Others have their moments: Judith Street and Dudley Rogers as the elderly Mr and Mrs Straus have a touching scene, deciding to face their fates together; Captain Smith (Philip Rham), Mr Ismay and Mr Andrews have a great scene in which they lash out, each blaming the others for the shipwreck.  A trio of girls, introduced as the Three Kates, show promise but only one (Victoria Serra) gets any real stage time – and makes the most of it.

By the end, I’m wondering if musical theatre was the way to go.  Perhaps a docu-drama style would have been more appropriate in bringing home the scale of the enterprise and the enormity of its loss.  And should a disaster – any disaster – be the basis of a piece of entertainment?  As it is, this Titanic is great on the ears, but leaves the heartstrings of this reviewer unplucked.


Niall Sheehy’s Fred before it all goes belly-up (Photo: Scott Rylander)

Another Outing


New Alexandra Theatre, Birmingham, Tuesday 20th October, 2015


The big pink bus is back on the road and it’s better than ever. This tour has been touched up, so to speak, re-vamped for extra glitz and glamour. Based on the cult film, it’s the kind of show to which people keep returning. Why?

Basically, you know you’re in for a good time. The score is comprised of pop and disco hits, the script is packed with funny one-liners, and the message is still relevant, still life-affirming even though no one is forcing anything down anyone’s throat. It’s an explosion of light, colour and humanity, a clarion call for tolerance in the face of brutal homophobia. What struck me this time is the relationship between Tick (who, shockingly, is married to a woman!) and his estranged son. Tick worries the boy will reject him but Benji (Toby Gretton) turns out to be the most accepting, tolerant and loving person in the whole show. You see, folks: if you don’t teach your kids to be homophobic (or racist, sexist, or what-have-you) they won’t grow up to espouse those attitudes.

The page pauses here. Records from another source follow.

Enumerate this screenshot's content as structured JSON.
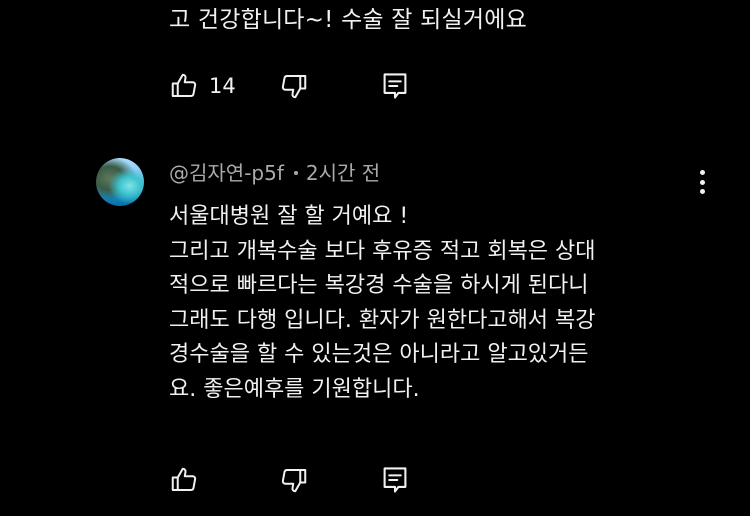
{
  "previous_comment": {
    "text_tail": "고  건강합니다~!  수술 잘 되실거에요",
    "like_count": "14"
  },
  "comment": {
    "author": "@김자연-p5f",
    "time": "2시간 전",
    "lines": [
      "서울대병원 잘 할 거예요 !",
      "그리고 개복수술 보다 후유증 적고 회복은 상대",
      "적으로 빠르다는 복강경 수술을 하시게 된다니",
      "그래도 다행 입니다. 환자가 원한다고해서 복강",
      "경수술을 할 수 있는것은 아니라고 알고있거든",
      "요. 좋은예후를 기원합니다."
    ]
  },
  "icons": {
    "like": "thumbs-up-icon",
    "dislike": "thumbs-down-icon",
    "reply": "reply-comment-icon",
    "menu": "more-vertical-icon"
  }
}
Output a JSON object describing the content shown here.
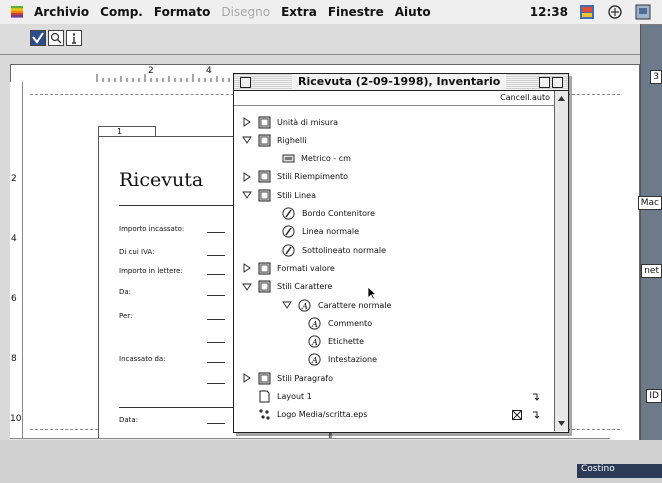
{
  "menubar": {
    "items": [
      "Archivio",
      "Comp.",
      "Formato",
      "Disegno",
      "Extra",
      "Finestre",
      "Aiuto"
    ],
    "disabled": [
      "Disegno"
    ],
    "clock": "12:38"
  },
  "document": {
    "page_tab": "1",
    "receipt_title": "Ricevuta",
    "fields": [
      "Importo incassato:",
      "Di cui IVA:",
      "Importo in lettere:",
      "Da:",
      "Per:",
      "Incassato da:",
      "Data:"
    ],
    "ruler_top": [
      "2",
      "4"
    ],
    "ruler_left": [
      "2",
      "4",
      "6",
      "8",
      "10"
    ],
    "side_labels": [
      "3",
      "Mac",
      "net",
      "ID"
    ],
    "taskbar_label": "Costino"
  },
  "palette": {
    "title": "Ricevuta (2-09-1998), Inventario",
    "header_button": "Cancell.auto",
    "rows": [
      {
        "label": "Unità di misura",
        "level": 0,
        "expanded": false
      },
      {
        "label": "Righelli",
        "level": 0,
        "expanded": true
      },
      {
        "label": "Metrico - cm",
        "level": 1,
        "expanded": null
      },
      {
        "label": "Stili Riempimento",
        "level": 0,
        "expanded": false
      },
      {
        "label": "Stili Linea",
        "level": 0,
        "expanded": true
      },
      {
        "label": "Bordo Contenitore",
        "level": 1,
        "expanded": null
      },
      {
        "label": "Linea normale",
        "level": 1,
        "expanded": null
      },
      {
        "label": "Sottolineato normale",
        "level": 1,
        "expanded": null
      },
      {
        "label": "Formati valore",
        "level": 0,
        "expanded": false
      },
      {
        "label": "Stili Carattere",
        "level": 0,
        "expanded": true
      },
      {
        "label": "Carattere normale",
        "level": 1,
        "expanded": true
      },
      {
        "label": "Commento",
        "level": 2,
        "expanded": null
      },
      {
        "label": "Etichette",
        "level": 2,
        "expanded": null
      },
      {
        "label": "Intestazione",
        "level": 2,
        "expanded": null
      },
      {
        "label": "Stili Paragrafo",
        "level": 0,
        "expanded": false
      },
      {
        "label": "Layout 1",
        "level": 0,
        "expanded": null
      },
      {
        "label": "Logo Media/scritta.eps",
        "level": 0,
        "expanded": null
      }
    ]
  }
}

Jason Donovan returns to the role of Tick and is just about perfect. While he was lip-synching I’ve Never Been To Me I reflected on just how many years he has been around. I don’t know when it happened exactly but the mulleted soap star turned pop star pin-up has developed into one of our most popular, respected and skilful performers. He receives a warm hand on his entrance and an ovation at his curtain call. In between, he is superb: sassy but sensitive, sardonic but sweet. When he sings, his rich tones give you shivers. In this context Say A Little Prayer takes on a whole new meaning when it’s about a drag queen singing to the son he’s never met.

Simon Green is spot on as aging transsexual Bernadette, delivering elegance and barbed put-downs in equal measure. The charm and grace hide an inner strength and resilience most ‘real men’ lack. Adam Bailey is adorably annoying as young Adam, out for fun and ending up in hot water. More than eye candy, Bailey is an electrifying performer. Hot Stuff indeed.

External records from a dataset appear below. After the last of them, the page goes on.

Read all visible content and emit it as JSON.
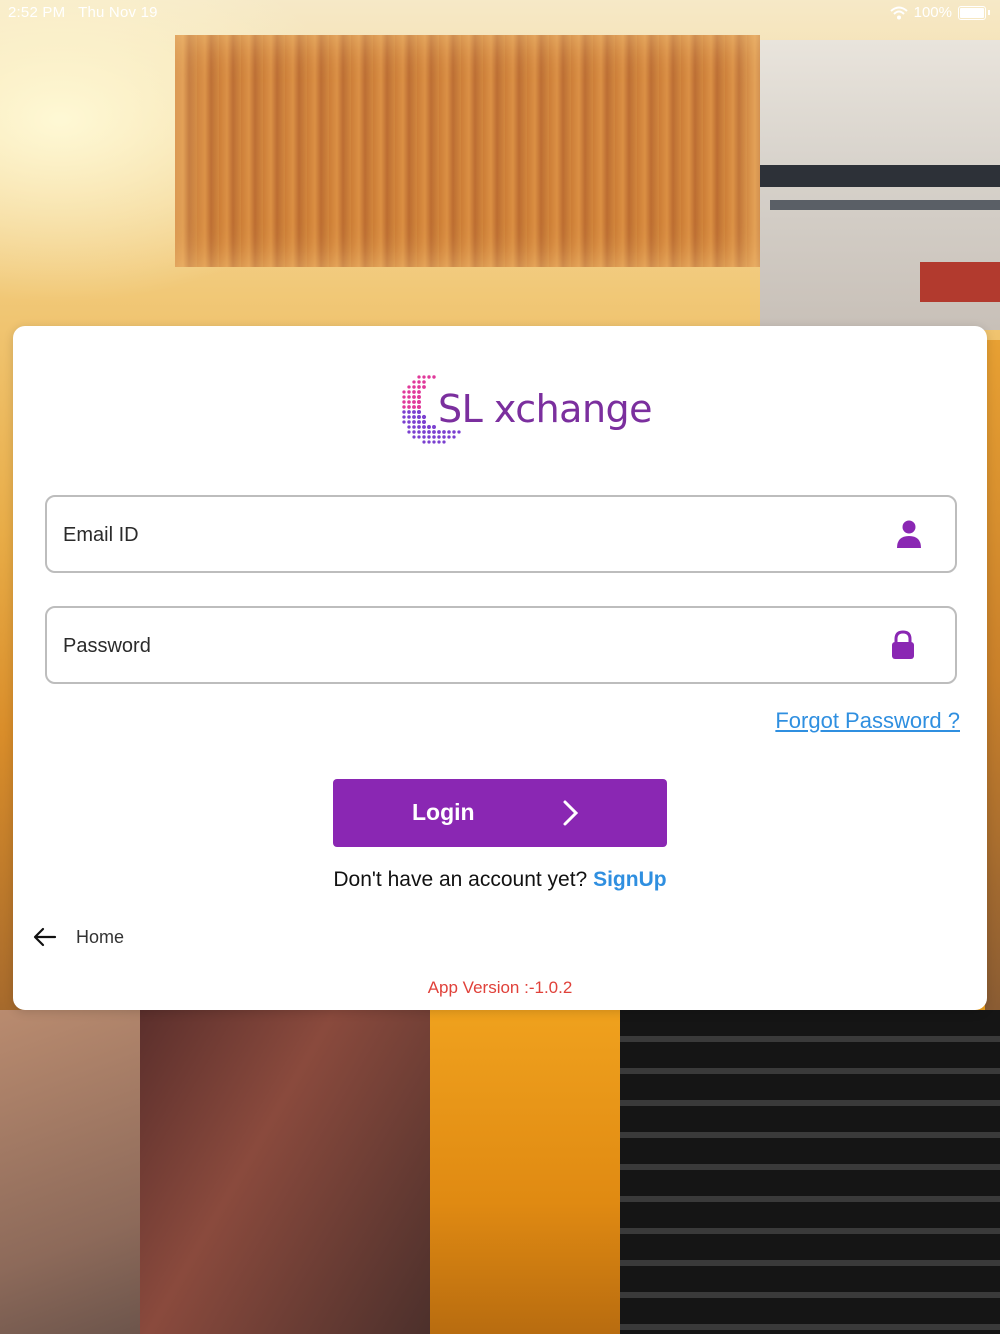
{
  "status_bar": {
    "time": "2:52 PM",
    "date": "Thu Nov 19",
    "battery": "100%"
  },
  "logo": {
    "brand": "SL xchange",
    "colors": {
      "brand_purple": "#7b2f9e",
      "dot_pink": "#e0399a",
      "dot_purple": "#7a3fd0"
    }
  },
  "form": {
    "email": {
      "placeholder": "Email ID",
      "value": "",
      "icon": "person-icon"
    },
    "password": {
      "placeholder": "Password",
      "value": "",
      "icon": "lock-icon"
    },
    "forgot_label": "Forgot Password ?",
    "login_label": "Login",
    "signup_prompt": "Don't have an account yet?",
    "signup_label": "SignUp"
  },
  "nav": {
    "home_label": "Home"
  },
  "footer": {
    "version": "App Version :-1.0.2"
  },
  "colors": {
    "accent": "#8a27b3",
    "link": "#2f8fe0",
    "version_text": "#e0413a"
  }
}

There is strong support from a hard-working and versatile ensemble. Naomi Slights is appealing as Tick’s wife Marion – the only female not caricatured in the entire piece – while Catherine Mort’s redneck barmaid Shirley is hilarious in her repulsiveness. Julie Yammanee’s Cynthia is outrageously funny – her speciality act is eye-popping, shall we say?

Callum Macdonald Tina-Turners it up as drag artiste Miss Understanding, warming us up for the main event. By contrast, Philip Childs’s Bob is a down-to-earth Aussie bloke who finds himself enchanted by the considerable charms of Bernadette.

It’s a party as much as a musical. The feel-good factor is undeniable but there is more to the show than that. Beneath all the feathers and sequins (Tim Chappel and Lizzy Gardiner’s Oscar-winning costumes are a cavalcade of comic invention) run the emotions we all share. The show reminds us we’re all human. In a time when homophobia still blights the lives of millions in unenlightened corners of the world, Priscilla’s latest outing may be preaching to the converted but it’s an important affirmation of human rights, an irresistible blast of light and boost to the soul.

Jason Donovan as Tick (Photo: Paul Coltas)

Jason Donovan as Tick (Photo: Paul Coltas)